▶ [TASK OBJECTIVE]: The lines to copy are those with "những" in them. Pull each one from the entries below.

▶ [DATA IN THIS EXERCISE]:
-- Opening Marker --

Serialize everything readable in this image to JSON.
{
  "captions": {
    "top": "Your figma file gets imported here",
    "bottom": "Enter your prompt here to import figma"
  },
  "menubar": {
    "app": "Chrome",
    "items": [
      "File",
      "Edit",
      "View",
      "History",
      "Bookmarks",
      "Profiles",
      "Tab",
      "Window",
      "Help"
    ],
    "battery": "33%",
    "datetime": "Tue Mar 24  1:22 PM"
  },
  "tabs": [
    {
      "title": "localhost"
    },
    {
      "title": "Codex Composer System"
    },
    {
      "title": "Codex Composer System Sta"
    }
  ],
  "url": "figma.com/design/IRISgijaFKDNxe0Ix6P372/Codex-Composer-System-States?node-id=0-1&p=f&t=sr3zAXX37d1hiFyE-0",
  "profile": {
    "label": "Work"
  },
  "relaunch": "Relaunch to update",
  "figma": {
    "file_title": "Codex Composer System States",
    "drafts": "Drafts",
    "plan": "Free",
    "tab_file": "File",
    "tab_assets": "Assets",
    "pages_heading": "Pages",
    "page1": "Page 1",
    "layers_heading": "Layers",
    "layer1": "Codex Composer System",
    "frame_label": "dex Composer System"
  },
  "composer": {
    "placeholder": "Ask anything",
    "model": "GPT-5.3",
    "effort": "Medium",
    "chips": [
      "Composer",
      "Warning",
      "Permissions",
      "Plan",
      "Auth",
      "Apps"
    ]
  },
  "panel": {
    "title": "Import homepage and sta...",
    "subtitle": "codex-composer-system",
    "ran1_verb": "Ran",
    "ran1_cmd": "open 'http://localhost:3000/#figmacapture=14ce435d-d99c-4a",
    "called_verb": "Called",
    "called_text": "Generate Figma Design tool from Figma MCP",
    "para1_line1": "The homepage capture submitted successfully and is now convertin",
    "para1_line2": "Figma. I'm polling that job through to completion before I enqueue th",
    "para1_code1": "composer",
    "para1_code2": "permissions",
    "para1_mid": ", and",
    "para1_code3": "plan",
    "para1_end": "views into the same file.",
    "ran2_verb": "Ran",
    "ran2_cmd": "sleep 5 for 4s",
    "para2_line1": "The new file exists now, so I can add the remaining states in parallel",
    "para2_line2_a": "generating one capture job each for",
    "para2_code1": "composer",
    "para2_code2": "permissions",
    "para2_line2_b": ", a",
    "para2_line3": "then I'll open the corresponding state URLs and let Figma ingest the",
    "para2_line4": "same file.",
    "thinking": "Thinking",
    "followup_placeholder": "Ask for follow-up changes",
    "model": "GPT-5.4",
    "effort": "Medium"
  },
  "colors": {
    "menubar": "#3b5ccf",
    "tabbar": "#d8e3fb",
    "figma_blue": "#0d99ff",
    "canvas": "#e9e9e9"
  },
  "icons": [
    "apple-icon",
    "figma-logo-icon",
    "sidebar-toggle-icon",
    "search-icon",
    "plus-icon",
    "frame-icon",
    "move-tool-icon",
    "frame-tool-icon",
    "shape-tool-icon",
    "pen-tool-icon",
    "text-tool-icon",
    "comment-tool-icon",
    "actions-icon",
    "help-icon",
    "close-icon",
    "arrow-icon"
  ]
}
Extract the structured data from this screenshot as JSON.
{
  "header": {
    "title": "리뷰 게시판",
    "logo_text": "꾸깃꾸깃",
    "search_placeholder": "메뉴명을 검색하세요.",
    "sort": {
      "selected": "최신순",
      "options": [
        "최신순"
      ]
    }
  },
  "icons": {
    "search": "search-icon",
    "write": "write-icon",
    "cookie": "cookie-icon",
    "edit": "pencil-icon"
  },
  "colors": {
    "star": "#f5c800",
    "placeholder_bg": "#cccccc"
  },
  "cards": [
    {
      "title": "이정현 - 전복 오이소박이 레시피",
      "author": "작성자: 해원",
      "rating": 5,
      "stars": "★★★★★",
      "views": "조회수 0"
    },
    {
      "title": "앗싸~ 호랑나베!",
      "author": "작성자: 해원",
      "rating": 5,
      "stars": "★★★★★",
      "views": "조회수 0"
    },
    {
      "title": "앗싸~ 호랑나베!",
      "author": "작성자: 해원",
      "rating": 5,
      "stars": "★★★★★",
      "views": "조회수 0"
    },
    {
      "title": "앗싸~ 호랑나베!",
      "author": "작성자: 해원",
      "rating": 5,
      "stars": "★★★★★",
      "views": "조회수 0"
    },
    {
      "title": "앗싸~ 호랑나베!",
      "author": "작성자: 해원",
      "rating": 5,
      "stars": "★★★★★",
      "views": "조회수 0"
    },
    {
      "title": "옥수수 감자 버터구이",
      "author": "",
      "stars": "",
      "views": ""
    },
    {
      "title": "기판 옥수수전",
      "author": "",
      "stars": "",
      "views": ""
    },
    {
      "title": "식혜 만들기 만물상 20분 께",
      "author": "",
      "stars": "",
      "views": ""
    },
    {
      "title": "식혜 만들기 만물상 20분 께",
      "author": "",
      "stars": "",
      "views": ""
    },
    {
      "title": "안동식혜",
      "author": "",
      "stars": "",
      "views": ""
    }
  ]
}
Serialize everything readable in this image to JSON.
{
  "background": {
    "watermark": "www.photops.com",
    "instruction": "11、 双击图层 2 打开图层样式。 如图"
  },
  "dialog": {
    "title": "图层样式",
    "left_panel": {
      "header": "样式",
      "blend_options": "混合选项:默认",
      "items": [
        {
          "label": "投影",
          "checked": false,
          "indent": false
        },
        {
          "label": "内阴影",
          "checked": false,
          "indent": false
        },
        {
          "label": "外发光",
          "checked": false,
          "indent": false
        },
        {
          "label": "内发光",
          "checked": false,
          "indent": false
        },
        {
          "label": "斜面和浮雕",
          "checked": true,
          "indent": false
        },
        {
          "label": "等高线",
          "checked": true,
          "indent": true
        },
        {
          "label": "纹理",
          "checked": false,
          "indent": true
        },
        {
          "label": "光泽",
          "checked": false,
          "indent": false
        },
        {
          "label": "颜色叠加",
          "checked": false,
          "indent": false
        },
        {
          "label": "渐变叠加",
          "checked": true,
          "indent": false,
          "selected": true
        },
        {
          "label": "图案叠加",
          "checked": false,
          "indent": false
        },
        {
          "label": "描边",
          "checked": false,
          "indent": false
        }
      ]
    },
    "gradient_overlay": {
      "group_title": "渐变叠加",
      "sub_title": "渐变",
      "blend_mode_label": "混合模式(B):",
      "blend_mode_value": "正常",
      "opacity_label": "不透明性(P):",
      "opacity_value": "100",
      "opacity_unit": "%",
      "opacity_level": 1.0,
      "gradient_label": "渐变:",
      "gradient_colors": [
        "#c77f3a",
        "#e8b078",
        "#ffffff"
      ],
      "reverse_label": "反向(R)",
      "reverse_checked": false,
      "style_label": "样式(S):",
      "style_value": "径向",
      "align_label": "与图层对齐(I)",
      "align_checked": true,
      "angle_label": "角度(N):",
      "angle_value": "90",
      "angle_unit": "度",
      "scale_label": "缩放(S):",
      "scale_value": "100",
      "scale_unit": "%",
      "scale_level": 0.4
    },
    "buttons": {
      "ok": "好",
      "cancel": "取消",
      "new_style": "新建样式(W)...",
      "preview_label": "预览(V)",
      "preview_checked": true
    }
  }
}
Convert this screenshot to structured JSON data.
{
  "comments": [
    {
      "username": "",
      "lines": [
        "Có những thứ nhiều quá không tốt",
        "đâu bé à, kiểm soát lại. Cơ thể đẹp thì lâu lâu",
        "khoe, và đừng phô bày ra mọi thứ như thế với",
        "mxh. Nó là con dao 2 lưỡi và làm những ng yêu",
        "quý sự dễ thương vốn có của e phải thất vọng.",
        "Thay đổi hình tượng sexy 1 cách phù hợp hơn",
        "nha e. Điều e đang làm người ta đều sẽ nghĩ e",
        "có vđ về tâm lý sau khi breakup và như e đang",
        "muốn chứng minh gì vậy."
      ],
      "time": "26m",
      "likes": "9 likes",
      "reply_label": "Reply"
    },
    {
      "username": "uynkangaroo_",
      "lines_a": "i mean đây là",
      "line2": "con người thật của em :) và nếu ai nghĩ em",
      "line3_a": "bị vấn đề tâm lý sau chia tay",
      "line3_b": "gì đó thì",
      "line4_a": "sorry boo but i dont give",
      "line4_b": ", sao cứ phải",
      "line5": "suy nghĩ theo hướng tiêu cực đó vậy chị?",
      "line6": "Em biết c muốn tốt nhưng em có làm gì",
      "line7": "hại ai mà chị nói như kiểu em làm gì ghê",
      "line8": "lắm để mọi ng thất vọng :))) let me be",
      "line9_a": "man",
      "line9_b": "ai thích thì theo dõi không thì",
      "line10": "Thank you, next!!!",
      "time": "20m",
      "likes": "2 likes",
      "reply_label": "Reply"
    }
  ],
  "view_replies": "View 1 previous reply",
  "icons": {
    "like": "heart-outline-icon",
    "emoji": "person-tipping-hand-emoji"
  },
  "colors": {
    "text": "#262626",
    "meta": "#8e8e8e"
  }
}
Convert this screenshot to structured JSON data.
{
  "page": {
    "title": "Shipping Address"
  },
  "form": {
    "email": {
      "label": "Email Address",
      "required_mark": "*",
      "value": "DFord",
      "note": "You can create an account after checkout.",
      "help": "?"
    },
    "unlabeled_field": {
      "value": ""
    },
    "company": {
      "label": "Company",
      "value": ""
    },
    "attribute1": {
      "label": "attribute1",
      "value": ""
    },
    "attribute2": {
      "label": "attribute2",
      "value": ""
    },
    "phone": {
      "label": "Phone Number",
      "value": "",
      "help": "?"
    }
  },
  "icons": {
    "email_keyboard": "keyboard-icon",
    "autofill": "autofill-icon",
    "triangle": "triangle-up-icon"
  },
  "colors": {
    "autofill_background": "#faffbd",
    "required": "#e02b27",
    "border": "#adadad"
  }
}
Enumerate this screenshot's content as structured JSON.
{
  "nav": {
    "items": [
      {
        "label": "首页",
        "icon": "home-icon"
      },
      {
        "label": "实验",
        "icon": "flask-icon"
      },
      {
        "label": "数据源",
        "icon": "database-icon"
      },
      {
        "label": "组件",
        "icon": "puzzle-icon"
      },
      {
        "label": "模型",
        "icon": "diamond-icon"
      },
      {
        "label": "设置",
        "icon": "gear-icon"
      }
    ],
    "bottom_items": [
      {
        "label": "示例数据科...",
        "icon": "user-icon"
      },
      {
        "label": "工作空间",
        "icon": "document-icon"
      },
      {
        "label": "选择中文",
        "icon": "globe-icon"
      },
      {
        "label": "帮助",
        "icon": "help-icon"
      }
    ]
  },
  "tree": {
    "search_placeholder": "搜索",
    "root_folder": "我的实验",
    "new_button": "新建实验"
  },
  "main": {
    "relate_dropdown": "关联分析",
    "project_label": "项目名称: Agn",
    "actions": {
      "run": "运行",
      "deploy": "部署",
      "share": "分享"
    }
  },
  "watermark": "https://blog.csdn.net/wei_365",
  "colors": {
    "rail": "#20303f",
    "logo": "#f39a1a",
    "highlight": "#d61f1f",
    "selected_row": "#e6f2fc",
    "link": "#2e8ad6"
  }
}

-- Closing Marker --

▶ [ANSWER BOX]:
        "Có những thứ nhiều quá không tốt",
        "mxh. Nó là con dao 2 lưỡi và làm những ng yêu",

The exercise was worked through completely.